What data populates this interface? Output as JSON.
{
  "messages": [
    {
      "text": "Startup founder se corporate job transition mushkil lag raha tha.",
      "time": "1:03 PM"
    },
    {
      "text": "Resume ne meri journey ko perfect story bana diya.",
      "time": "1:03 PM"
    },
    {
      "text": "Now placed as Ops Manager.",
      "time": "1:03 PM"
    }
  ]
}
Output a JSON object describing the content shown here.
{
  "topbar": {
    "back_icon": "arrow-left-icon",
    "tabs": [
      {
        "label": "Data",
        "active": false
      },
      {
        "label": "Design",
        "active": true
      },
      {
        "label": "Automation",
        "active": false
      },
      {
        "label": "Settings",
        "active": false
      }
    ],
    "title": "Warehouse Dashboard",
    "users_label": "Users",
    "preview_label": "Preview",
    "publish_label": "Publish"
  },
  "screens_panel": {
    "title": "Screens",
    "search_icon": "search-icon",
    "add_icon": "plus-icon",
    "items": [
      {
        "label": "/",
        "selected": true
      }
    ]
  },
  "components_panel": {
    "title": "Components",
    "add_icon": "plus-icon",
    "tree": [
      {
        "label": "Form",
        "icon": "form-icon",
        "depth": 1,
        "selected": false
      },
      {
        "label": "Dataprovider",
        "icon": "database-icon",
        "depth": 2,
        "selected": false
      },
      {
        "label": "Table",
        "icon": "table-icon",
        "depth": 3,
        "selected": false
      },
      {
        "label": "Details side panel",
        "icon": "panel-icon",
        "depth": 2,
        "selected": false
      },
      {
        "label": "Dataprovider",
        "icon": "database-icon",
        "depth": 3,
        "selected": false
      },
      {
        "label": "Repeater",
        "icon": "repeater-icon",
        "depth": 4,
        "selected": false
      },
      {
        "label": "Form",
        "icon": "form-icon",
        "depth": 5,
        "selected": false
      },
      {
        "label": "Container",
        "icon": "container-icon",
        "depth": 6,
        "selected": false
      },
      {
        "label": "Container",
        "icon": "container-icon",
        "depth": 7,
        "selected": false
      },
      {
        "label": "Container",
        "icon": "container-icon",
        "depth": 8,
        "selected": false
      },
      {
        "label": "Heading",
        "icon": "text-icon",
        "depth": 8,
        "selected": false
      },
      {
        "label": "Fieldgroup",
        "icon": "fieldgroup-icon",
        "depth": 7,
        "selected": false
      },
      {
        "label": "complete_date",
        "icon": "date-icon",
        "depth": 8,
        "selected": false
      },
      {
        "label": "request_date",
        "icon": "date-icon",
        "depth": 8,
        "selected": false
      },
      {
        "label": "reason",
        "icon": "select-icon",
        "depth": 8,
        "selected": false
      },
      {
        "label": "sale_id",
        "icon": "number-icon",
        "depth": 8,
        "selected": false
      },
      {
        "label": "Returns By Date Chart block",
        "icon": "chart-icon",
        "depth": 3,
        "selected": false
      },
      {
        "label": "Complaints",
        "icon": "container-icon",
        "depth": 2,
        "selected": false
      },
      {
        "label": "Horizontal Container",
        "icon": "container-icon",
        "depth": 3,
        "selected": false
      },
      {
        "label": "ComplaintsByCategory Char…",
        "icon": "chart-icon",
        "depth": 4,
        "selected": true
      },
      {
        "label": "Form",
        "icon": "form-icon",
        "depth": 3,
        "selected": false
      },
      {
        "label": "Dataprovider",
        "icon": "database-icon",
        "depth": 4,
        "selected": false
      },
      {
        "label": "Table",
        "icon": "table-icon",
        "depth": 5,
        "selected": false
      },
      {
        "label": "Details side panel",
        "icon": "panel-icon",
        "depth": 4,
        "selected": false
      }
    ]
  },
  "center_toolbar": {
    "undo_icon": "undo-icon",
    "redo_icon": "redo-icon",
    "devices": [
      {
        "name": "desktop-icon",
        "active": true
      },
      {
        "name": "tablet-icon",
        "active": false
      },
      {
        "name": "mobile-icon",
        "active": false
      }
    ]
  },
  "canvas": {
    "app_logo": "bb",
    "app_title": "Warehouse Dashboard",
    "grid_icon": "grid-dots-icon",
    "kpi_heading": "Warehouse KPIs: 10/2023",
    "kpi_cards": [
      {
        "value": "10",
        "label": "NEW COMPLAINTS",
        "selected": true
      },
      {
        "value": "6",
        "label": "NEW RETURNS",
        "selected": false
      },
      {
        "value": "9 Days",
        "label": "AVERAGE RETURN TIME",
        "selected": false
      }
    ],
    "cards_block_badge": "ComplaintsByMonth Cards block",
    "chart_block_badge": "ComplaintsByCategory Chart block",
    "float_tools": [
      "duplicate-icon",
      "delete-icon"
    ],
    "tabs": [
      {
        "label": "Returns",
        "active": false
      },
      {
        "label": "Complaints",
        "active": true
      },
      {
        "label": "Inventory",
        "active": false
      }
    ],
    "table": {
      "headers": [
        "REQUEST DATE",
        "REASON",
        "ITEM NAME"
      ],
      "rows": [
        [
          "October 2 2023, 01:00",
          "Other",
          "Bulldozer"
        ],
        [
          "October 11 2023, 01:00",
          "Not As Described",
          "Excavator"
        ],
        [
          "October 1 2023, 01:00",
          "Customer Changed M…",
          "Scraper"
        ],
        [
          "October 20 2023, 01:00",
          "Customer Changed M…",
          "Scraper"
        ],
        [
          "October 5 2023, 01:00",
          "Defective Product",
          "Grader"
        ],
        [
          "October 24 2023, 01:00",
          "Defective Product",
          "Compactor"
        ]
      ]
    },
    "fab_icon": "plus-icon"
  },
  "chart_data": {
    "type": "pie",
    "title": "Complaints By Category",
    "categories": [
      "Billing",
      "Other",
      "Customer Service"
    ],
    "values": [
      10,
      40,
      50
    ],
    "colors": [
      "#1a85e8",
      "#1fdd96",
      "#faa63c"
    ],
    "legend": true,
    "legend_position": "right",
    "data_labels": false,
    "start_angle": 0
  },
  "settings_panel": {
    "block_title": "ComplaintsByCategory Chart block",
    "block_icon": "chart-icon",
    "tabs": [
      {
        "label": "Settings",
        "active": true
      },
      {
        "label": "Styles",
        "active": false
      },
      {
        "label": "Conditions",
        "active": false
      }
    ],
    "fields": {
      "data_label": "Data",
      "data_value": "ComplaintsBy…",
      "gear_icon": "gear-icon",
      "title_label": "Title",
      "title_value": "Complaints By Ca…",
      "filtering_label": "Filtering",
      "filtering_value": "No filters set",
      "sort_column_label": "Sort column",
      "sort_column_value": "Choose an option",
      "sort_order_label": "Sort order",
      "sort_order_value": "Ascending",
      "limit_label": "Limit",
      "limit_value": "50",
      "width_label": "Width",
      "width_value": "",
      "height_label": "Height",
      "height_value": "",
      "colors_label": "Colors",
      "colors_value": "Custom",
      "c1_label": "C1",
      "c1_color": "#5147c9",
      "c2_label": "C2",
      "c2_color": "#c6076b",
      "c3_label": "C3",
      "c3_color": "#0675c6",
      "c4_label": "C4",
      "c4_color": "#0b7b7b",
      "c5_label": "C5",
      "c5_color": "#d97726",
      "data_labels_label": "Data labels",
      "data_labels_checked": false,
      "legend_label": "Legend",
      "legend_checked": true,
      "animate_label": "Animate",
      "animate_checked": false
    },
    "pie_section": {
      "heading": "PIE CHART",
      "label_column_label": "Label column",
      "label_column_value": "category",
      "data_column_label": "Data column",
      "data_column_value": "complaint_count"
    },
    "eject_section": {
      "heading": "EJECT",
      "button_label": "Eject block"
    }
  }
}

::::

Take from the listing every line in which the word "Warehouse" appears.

-- Solution --
    "title": "Warehouse Dashboard",
    "app_title": "Warehouse Dashboard",
    "kpi_heading": "Warehouse KPIs: 10/2023",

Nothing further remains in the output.